I’m writing this on a plane from Portland back home to San Francisco after joining 3000 visionaries and thought leaders who attended Chris Guillebeau’sWorld Domination Summit. This very inspiring conference was peopled with those inspired by Chris’s manifesto “A Brief Guide To World Domination," which is less about colonization and more about saving the world.
Gretchen Rubin is saving the world by teaching people how to be happier, Don Miller is helping people rewrite the stories of their lives, Nancy Duarte is helping people tell stories that can change the world, Bob Moore is changing the world by putting people before profit, Jia Jiang is changing the world by helping people learn to take risks by getting comfortable with rejection.
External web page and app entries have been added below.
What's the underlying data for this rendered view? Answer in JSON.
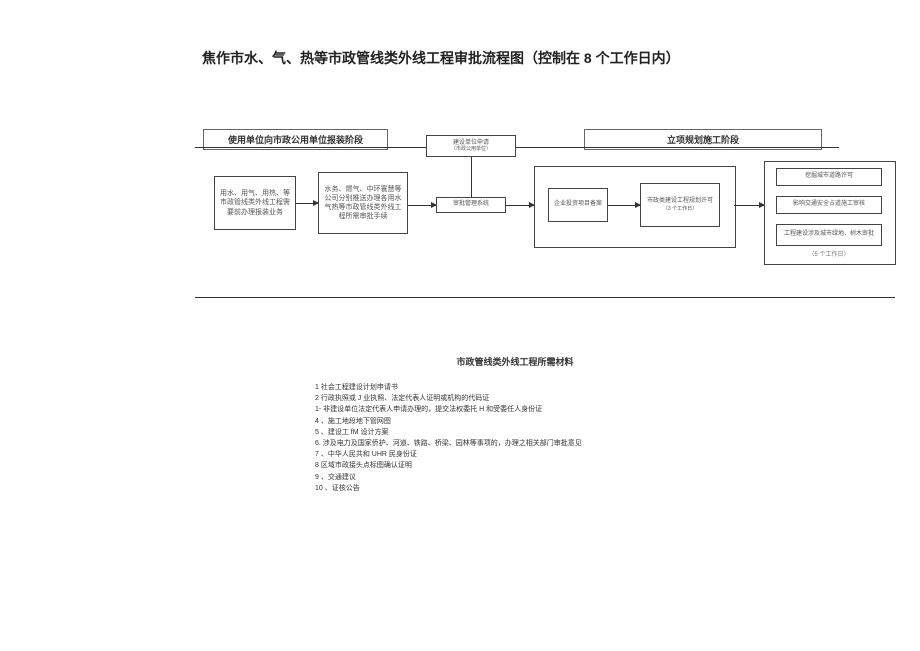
{
  "title": "焦作市水、气、热等市政管线类外线工程审批流程图（控制在 8 个工作日内）",
  "phase1": "使用单位向市政公用单位报装阶段",
  "phase2": "立项规划施工阶段",
  "topnode": {
    "label": "建设单位申请",
    "sub": "（市政公用单位）"
  },
  "n1": "用水、用气、用热、等市政管线类外线工程需要前办理报装业务",
  "n2": "水务、燃气、中环寰慧等公司分别推送办理各用水气热等市政管线类外线工程所需审批手续",
  "n3": "审批管理系统",
  "n4": "企业投资项目备案",
  "n5": {
    "label": "市政类建设工程规划许可",
    "sub": "（3 个工作日）"
  },
  "n6": "挖掘城市道路许可",
  "n7": "影响交通安全占道施工审核",
  "n8": "工程建设涉及城市绿地、树木审批",
  "n9sub": "（5 个工作日）",
  "materials_title": "市政管线类外线工程所需材料",
  "materials": [
    "1    社会工程建设计划申请书",
    "2    行政执照或 J 业执照、法定代表人证明或机构的代码证",
    "1-    非建设单位法定代表人申请办理的，提交法权委托 H 和受委任人身份证",
    "4    、施工地段地下管网图",
    "5    、建设工 fM 设计方案",
    "6.    涉及电力及国家侨护、河道、铁路、桥梁、园林等事项的，办理之相关部门审批意见",
    "7    、中华人民共和 UHR 民身份证",
    "8    区域市政接头点标图确认证明",
    "9      、交通建议",
    "10    、证核公告"
  ]
}
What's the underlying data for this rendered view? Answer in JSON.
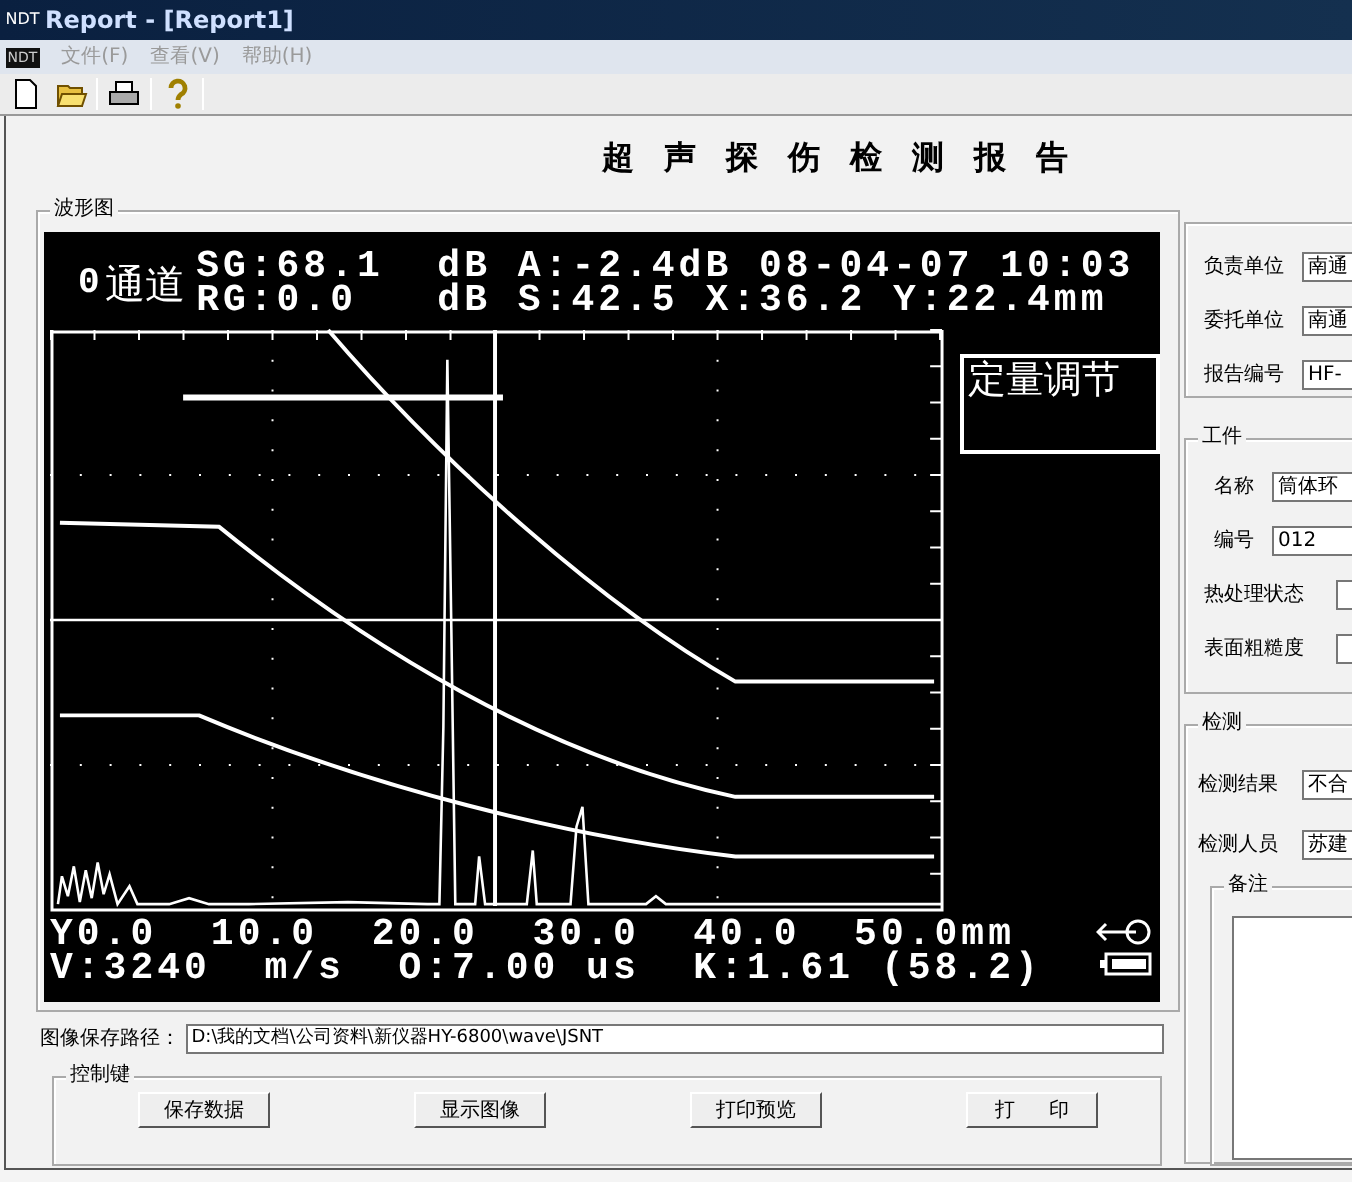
{
  "window": {
    "title": "Report - [Report1]",
    "app_icon": "NDT"
  },
  "menu": {
    "icon": "NDT",
    "items": [
      "文件(F)",
      "查看(V)",
      "帮助(H)"
    ]
  },
  "report_title": "超声探伤检测报告",
  "waveform": {
    "legend": "波形图",
    "channel": "0",
    "channel_label": "通道",
    "status_lines": [
      "SG:68.1  dB A:-2.4dB 08-04-07 10:03",
      "RG:0.0   dB S:42.5 X:36.2 Y:22.4mm"
    ],
    "mode_box": "定量调节",
    "axis_line": "Y0.0  10.0  20.0  30.0  40.0  50.0mm",
    "info_line": "V:3240  m/s  O:7.00 us  K:1.61 (58.2)"
  },
  "save_path": {
    "label": "图像保存路径：",
    "value": "D:\\我的文档\\公司资料\\新仪器HY-6800\\wave\\JSNT"
  },
  "controls": {
    "legend": "控制键",
    "buttons": [
      "保存数据",
      "显示图像",
      "打印预览",
      "打 印"
    ]
  },
  "report_info": [
    {
      "label": "负责单位",
      "value": "南通"
    },
    {
      "label": "委托单位",
      "value": "南通"
    },
    {
      "label": "报告编号",
      "value": "HF-"
    }
  ],
  "workpiece": {
    "legend": "工件",
    "fields": [
      {
        "label": "名称",
        "value": "筒体环"
      },
      {
        "label": "编号",
        "value": "012"
      },
      {
        "label": "热处理状态"
      },
      {
        "label": "表面粗糙度"
      }
    ]
  },
  "inspection": {
    "legend": "检测",
    "fields": [
      {
        "label": "检测结果",
        "value": "不合"
      },
      {
        "label": "检测人员",
        "value": "苏建"
      }
    ],
    "remarks_legend": "备注"
  }
}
Pretty much everyone I met was either on a mission to fulfill a calling or on a quest to find one. After the conference ended with a tear-jerking sparkling apple juice toast, I found myself reinvigorated in my own mission to heal health care, and everyone I spoke to felt inspired to change the world in their own small or big way.
It was awesome.
But as the afterglow of the post-WDS Bollywood dance party wore off, I found myself pondering what motivated all of us to try to make the world a better place.
I wound up posting this on Facebook:
After spending the weekend with 3000 visionaries committed to changing the world, I find myself reflecting upon on what motivates visionaries. Are we motivated by a pure, unadulterated desire to leave the world better off than we found it? Or are we operating from a place of deep unworthiness, of not being enough unless we make the world a better place? Or is it some combination of both?So many people are desperate to find their calling, their reason for existence, their meaning of life. And many others, like myself, feel they have found it- and are now on a quest to fulfill a vision. But is the quest driven by the right motives? What made Martin Luther King, Jr campaign for civil rights? What made Nelson Mandela take a stand? What made Abraham Lincoln free the slaves? What made Evita and Mother Teresa fight for the rights of the poor? Is it a deep-seated sense of unworthiness that needs to be healed? Is it ego? Do we need to feel like we've contributed big things so we know we are valuable? Is it karmic? Are we trying to pay off some debt for wrongs committed in past lives? Are we craving love, acceptance, external validation?Or is it noble? Are we just caring, committed souls devoted to service without any self-serving motives? Are we clear vessels for Divine work in the world moving through us?What do YOU think?